_Exercise instructions_
Reproduce each entry exactly.

_Material for this exercise_

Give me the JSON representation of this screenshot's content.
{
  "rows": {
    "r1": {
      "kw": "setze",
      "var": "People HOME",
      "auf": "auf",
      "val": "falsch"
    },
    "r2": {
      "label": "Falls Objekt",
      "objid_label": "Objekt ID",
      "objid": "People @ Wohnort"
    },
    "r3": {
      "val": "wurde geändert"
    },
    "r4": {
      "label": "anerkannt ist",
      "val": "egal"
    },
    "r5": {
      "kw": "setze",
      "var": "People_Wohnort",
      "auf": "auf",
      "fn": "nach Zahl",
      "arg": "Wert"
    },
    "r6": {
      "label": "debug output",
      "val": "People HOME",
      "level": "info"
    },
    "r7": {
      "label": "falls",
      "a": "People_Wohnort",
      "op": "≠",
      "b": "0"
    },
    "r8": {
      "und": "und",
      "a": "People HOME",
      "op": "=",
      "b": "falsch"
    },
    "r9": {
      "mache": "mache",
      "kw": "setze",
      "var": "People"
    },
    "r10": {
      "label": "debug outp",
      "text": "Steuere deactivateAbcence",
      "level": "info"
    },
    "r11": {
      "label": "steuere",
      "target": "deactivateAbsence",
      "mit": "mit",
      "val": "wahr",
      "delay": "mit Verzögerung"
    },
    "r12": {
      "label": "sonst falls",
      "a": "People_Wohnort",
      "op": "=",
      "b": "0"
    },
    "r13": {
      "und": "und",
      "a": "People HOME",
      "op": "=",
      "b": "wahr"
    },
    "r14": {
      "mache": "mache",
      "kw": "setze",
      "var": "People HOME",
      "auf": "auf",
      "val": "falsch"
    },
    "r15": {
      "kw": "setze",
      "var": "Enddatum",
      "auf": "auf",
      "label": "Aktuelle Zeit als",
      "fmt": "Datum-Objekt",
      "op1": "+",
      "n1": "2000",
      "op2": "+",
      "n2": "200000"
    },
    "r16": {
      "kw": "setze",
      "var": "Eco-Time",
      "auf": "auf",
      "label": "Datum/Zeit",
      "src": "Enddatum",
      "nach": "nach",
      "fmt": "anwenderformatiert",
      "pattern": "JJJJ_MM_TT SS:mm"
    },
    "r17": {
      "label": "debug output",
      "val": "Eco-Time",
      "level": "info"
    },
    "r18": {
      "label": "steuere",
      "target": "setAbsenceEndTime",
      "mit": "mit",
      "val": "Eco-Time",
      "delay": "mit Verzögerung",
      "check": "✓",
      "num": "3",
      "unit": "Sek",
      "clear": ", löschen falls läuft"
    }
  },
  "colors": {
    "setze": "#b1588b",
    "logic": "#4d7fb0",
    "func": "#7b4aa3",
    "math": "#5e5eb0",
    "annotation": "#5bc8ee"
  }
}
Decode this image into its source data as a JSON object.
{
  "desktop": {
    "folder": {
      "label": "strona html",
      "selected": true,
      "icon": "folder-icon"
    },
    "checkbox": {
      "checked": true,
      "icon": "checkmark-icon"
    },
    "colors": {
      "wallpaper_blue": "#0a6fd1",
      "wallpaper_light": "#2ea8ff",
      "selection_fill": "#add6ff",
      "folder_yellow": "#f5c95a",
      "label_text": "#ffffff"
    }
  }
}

_Your solution_
Give me the JSON representation of this screenshot's content.
{
  "rows": {
    "r1": {
      "kw": "setze",
      "var": "People HOME",
      "auf": "auf",
      "val": "falsch"
    },
    "r2": {
      "label": "Falls Objekt",
      "objid_label": "Objekt ID",
      "objid": "People @ Wohnort"
    },
    "r3": {
      "val": "wurde geändert"
    },
    "r4": {
      "label": "anerkannt ist",
      "val": "egal"
    },
    "r5": {
      "kw": "setze",
      "var": "People_Wohnort",
      "auf": "auf",
      "fn": "nach Zahl",
      "arg": "Wert"
    },
    "r6": {
      "label": "debug output",
      "val": "People HOME",
      "level": "info"
    },
    "r7": {
      "label": "falls",
      "a": "People_Wohnort",
      "op": "≠",
      "b": "0"
    },
    "r8": {
      "und": "und",
      "a": "People HOME",
      "op": "=",
      "b": "falsch"
    },
    "r9": {
      "mache": "mache",
      "kw": "setze",
      "var": "People"
    },
    "r10": {
      "label": "debug outp",
      "text": "Steuere deactivateAbcence",
      "level": "info"
    },
    "r11": {
      "label": "steuere",
      "target": "deactivateAbsence",
      "mit": "mit",
      "val": "wahr",
      "delay": "mit Verzögerung"
    },
    "r12": {
      "label": "sonst falls",
      "a": "People_Wohnort",
      "op": "=",
      "b": "0"
    },
    "r13": {
      "und": "und",
      "a": "People HOME",
      "op": "=",
      "b": "wahr"
    },
    "r14": {
      "mache": "mache",
      "kw": "setze",
      "var": "People HOME",
      "auf": "auf",
      "val": "falsch"
    },
    "r15": {
      "kw": "setze",
      "var": "Enddatum",
      "auf": "auf",
      "label": "Aktuelle Zeit als",
      "fmt": "Datum-Objekt",
      "op1": "+",
      "n1": "2000",
      "op2": "+",
      "n2": "200000"
    },
    "r16": {
      "kw": "setze",
      "var": "Eco-Time",
      "auf": "auf",
      "label": "Datum/Zeit",
      "src": "Enddatum",
      "nach": "nach",
      "fmt": "anwenderformatiert",
      "pattern": "JJJJ_MM_TT SS:mm"
    },
    "r17": {
      "label": "debug output",
      "val": "Eco-Time",
      "level": "info"
    },
    "r18": {
      "label": "steuere",
      "target": "setAbsenceEndTime",
      "mit": "mit",
      "val": "Eco-Time",
      "delay": "mit Verzögerung",
      "check": "✓",
      "num": "3",
      "unit": "Sek",
      "clear": ", löschen falls läuft"
    }
  },
  "colors": {
    "setze": "#b1588b",
    "logic": "#4d7fb0",
    "func": "#7b4aa3",
    "math": "#5e5eb0",
    "annotation": "#5bc8ee"
  }
}
Decode this image into its source data as a JSON object.
{
  "desktop": {
    "folder": {
      "label": "strona html",
      "selected": true,
      "icon": "folder-icon"
    },
    "checkbox": {
      "checked": true,
      "icon": "checkmark-icon"
    },
    "colors": {
      "wallpaper_blue": "#0a6fd1",
      "wallpaper_light": "#2ea8ff",
      "selection_fill": "#add6ff",
      "folder_yellow": "#f5c95a",
      "label_text": "#ffffff"
    }
  }
}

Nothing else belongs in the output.